All significant paleontological discoveries are to be reported to Resource Management immediately, the impacting construction should cease until permission is granted or approved mitigative steps are taken. Upon completion of the construction activity a report with maps and photographs of any palaeontological resources encountered and localities, assessments and recommendations is to be submitted to the government. Any recovered fossils must be identified, catalogued and submitted to the Tyrrell Museum for curation.
Paleontological Resource Mitigation In the event that significant paleontological forms are discovered Alberta Culture may require the fossils to be rescued and salvaged. Depending upon the significance of the discovery this may be performed by the qualified paleontologist or by the staff of the Tyrrell Museum. The construction may either cease in the area of the discovery or be modified as to minimize the impact of the palaeontological resource. In order to perform these field activities it is required, as of August 1, 2002 that a Mitigative Palaeontological Excavation Permit be approved by Alberta Community Development.
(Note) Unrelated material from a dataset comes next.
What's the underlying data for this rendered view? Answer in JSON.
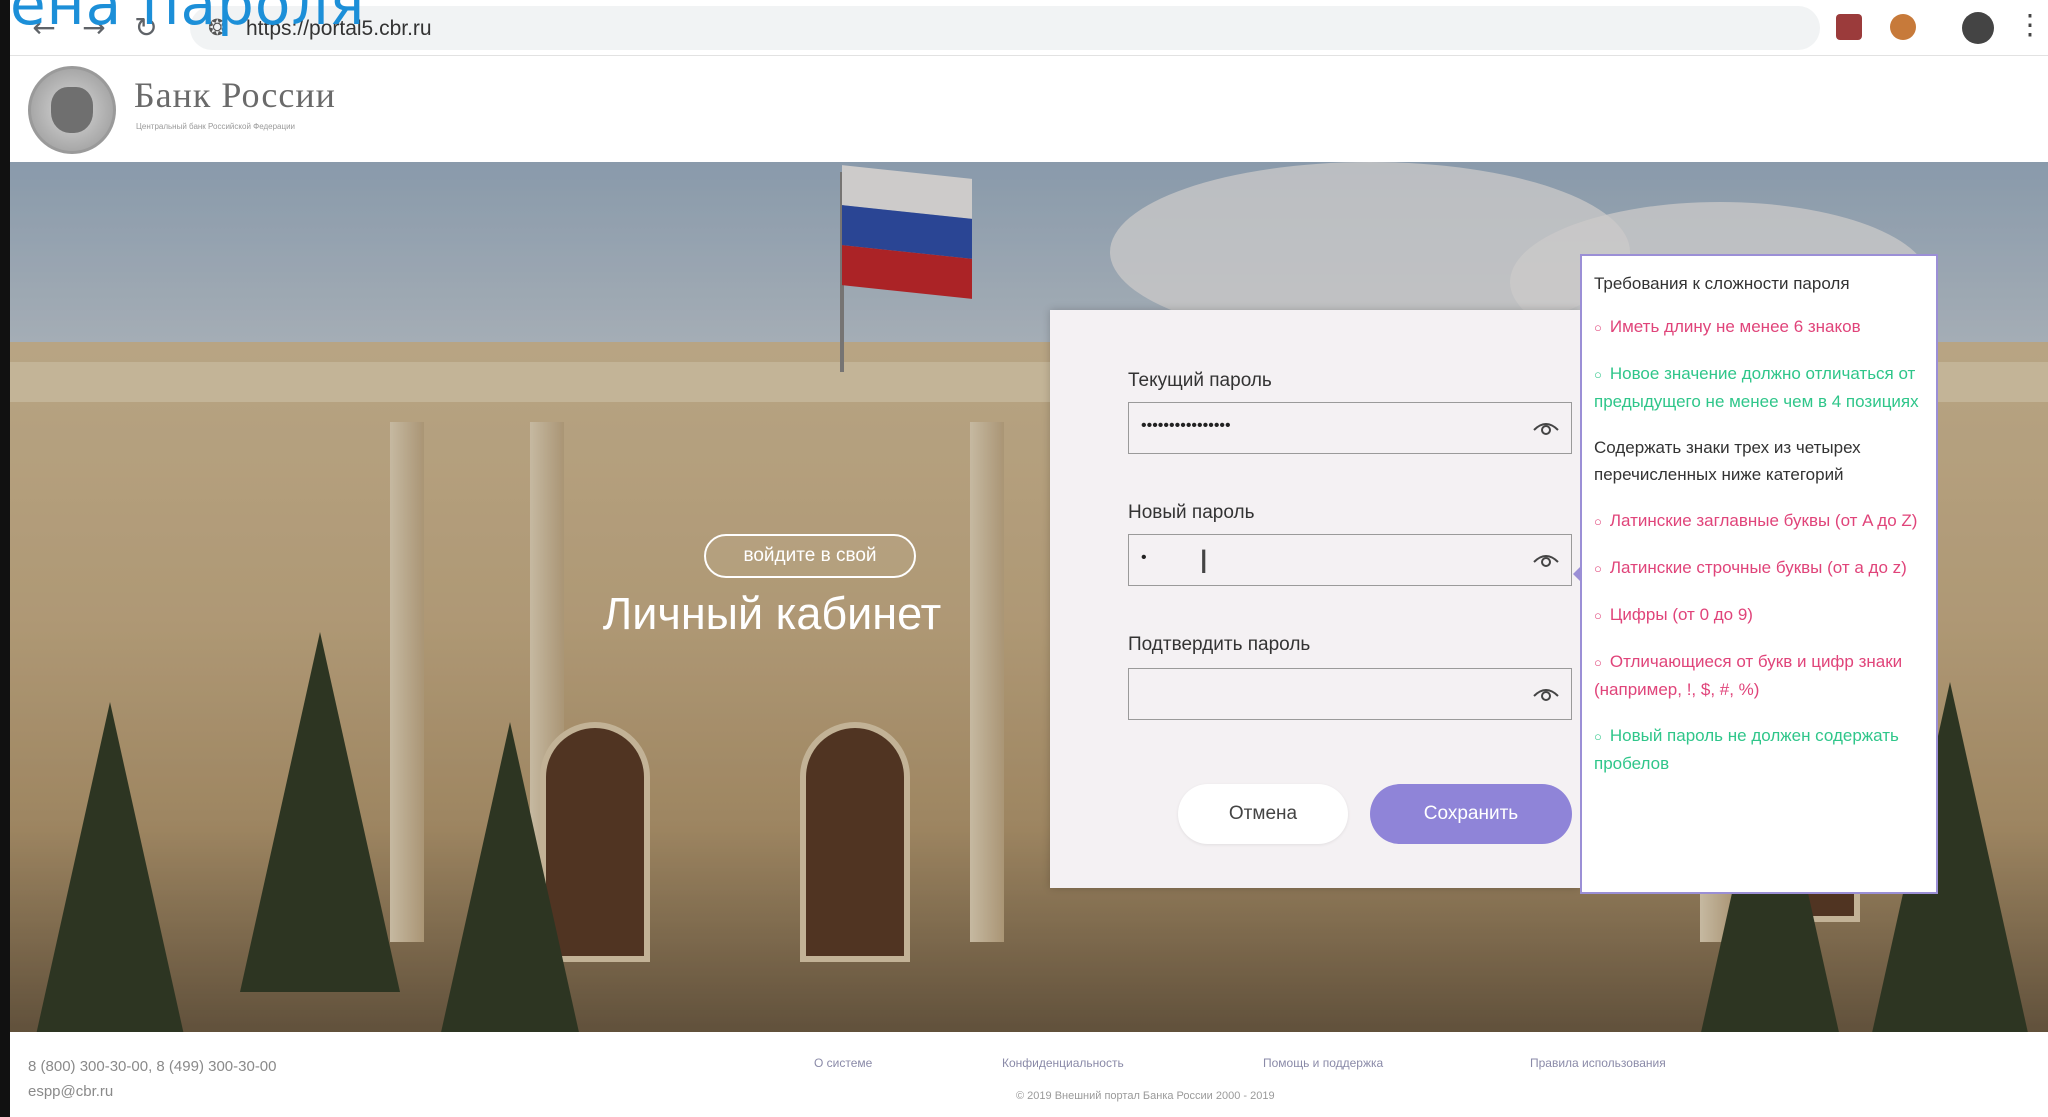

All fossils collected must be identified, photographed, catalogued and submitted to the Tyrrell Museum for curation subsequent to the construction program. Fossils are collected for two principal reasons:
Immediate collection of fossils are confined to specimens which were dislodged or at the surface and subject to weathering or destruction by the construction machinery. All significant fossils are referred to Resource Management staff at the Tyrrell Museum. The following Methodology of cataloguing and curation:
Each collection is labelled individually. Each collection is placed one or more boxes. For each site a RTMP locality sheet was filled out. For each collection a RTMP Specimen Data Sheet is filled out giving the pertinent data including the primary fossil species. All fossils are conserved at the Royal Tyrrell Museum of Palaeontology. A dual digital camcorder/camera is utilized to take video and still photographs of the construction progress, paleontological sites and recovered fossils. Photographic montage may be made illustrating the general location on the roadcut exposure, a close up of the stratigraphic location and/or a selection of fossils found at the site. A representative photo was taken for each collection box of fossils. A detailed daily log is kept is kept on the progression of the construction and the presence of paleontological resources.
Alberta Culture Historical Resources Division
1982 PALAEONTOLOGICAL RESOURCES REGULATIONS, Historical Resources Act A.P.A.C. Chairman , Assistant Deputy Minister Alberta Culture ALBERTA REGULATION 77/82 Form C, The Queen's Printer for Alberta, (http://www.qp.gov.ab.ca/Documents/REGS/1982_077.CFM.
- Tyrrell Museum of Palaeontology
© Branta Biostratigraphy Ltd.